__WHAT TO WORK ON__: Work through the data below and give the number of lines holding the word "icon", without any other text.

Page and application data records
************
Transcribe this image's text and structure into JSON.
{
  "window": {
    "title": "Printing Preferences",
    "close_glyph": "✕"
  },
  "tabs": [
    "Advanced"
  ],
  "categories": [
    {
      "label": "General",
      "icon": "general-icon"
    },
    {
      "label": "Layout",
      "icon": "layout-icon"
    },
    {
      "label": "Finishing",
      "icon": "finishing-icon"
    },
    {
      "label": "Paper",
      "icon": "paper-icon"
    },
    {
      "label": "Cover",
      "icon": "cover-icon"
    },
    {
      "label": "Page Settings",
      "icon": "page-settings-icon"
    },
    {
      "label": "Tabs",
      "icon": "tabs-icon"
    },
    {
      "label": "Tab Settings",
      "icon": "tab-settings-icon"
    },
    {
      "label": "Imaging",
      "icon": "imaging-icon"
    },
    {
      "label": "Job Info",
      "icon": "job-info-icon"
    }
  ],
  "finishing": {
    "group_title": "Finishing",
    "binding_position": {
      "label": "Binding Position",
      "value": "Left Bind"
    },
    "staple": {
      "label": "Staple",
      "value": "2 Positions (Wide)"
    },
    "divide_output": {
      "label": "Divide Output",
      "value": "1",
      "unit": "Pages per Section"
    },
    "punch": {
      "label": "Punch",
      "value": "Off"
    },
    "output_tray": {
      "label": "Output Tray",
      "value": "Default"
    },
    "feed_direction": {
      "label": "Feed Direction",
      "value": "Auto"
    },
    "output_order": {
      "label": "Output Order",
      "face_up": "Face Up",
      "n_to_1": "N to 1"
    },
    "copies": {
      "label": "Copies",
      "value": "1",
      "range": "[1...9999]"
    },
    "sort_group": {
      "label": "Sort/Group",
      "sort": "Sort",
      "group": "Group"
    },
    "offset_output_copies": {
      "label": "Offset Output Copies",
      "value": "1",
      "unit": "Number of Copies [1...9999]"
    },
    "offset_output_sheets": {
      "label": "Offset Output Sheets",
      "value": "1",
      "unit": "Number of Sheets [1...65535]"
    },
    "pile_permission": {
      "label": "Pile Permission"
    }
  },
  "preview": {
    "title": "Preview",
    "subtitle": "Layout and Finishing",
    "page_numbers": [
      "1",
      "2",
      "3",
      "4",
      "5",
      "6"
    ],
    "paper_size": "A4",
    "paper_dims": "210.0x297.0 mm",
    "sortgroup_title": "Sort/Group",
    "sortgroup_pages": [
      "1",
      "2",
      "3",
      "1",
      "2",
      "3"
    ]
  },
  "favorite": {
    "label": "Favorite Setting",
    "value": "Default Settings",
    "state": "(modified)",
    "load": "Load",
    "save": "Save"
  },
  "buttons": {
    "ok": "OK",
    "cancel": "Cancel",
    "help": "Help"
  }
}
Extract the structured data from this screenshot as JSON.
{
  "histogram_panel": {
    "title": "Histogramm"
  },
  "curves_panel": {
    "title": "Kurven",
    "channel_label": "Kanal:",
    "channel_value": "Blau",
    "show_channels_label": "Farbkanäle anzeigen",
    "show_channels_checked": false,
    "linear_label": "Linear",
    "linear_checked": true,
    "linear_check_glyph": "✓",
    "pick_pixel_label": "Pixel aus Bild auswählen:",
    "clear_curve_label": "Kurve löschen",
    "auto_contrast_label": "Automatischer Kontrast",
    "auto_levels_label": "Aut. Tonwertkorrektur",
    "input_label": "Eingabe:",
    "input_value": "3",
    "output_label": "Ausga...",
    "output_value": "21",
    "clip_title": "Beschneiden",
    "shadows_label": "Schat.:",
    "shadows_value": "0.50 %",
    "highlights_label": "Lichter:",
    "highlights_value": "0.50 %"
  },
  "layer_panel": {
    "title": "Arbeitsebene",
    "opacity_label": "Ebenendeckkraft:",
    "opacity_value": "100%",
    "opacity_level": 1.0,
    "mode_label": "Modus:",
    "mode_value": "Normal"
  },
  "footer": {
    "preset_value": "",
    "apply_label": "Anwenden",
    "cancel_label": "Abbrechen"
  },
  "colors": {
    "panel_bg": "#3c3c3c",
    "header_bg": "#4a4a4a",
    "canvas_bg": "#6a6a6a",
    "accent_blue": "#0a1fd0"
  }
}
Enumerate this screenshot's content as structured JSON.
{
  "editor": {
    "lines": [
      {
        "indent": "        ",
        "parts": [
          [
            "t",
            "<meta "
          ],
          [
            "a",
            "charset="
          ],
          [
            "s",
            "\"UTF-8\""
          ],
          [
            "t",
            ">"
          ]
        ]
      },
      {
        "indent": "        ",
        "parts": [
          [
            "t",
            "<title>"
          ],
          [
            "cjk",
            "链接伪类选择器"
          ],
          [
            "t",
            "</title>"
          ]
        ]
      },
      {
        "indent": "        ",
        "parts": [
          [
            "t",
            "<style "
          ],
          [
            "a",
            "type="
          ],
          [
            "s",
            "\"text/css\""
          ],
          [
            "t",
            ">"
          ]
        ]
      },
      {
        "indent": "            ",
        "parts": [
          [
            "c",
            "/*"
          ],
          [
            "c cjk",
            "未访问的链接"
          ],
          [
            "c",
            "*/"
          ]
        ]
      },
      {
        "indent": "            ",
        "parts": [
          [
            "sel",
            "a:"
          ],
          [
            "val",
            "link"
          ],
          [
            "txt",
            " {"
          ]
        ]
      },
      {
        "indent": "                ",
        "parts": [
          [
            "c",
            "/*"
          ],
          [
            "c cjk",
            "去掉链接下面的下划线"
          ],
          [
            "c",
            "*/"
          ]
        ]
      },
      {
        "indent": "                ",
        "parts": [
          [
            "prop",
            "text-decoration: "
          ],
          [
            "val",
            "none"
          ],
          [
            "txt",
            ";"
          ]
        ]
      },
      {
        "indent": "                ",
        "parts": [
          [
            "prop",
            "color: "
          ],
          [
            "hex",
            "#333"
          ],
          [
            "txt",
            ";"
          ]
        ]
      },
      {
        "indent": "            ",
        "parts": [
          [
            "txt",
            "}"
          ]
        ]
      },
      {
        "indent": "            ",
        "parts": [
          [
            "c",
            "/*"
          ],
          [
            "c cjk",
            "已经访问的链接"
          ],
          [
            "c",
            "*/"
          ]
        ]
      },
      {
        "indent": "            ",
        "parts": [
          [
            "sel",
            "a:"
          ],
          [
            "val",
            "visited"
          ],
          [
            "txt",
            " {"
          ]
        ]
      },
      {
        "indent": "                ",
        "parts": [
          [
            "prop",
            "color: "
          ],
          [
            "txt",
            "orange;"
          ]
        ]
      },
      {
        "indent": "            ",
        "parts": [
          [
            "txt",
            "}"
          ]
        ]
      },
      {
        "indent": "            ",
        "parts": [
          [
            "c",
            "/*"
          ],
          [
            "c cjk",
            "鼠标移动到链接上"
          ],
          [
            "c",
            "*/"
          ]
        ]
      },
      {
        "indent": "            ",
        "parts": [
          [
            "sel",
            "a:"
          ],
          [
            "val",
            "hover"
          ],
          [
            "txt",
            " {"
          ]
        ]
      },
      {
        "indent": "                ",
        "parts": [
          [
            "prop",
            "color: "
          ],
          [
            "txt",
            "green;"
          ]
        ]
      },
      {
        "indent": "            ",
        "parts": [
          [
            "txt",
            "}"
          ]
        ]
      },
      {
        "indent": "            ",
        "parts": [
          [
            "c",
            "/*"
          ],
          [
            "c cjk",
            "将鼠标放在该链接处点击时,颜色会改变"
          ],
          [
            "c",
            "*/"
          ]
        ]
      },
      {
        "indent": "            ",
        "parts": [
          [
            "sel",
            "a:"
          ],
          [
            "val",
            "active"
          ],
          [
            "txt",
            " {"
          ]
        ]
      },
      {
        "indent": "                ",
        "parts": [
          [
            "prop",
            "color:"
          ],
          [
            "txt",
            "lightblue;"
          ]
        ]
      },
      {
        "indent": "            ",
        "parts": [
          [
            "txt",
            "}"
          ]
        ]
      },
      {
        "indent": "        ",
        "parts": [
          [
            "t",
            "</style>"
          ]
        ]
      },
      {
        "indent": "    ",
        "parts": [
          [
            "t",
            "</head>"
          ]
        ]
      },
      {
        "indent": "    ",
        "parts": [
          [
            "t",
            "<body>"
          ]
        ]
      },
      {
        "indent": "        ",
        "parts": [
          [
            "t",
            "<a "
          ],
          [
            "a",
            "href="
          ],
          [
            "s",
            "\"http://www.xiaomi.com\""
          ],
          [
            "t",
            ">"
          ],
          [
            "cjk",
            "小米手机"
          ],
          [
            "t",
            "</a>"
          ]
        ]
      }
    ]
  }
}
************
__SOLUTION TO THIS TASK__: 10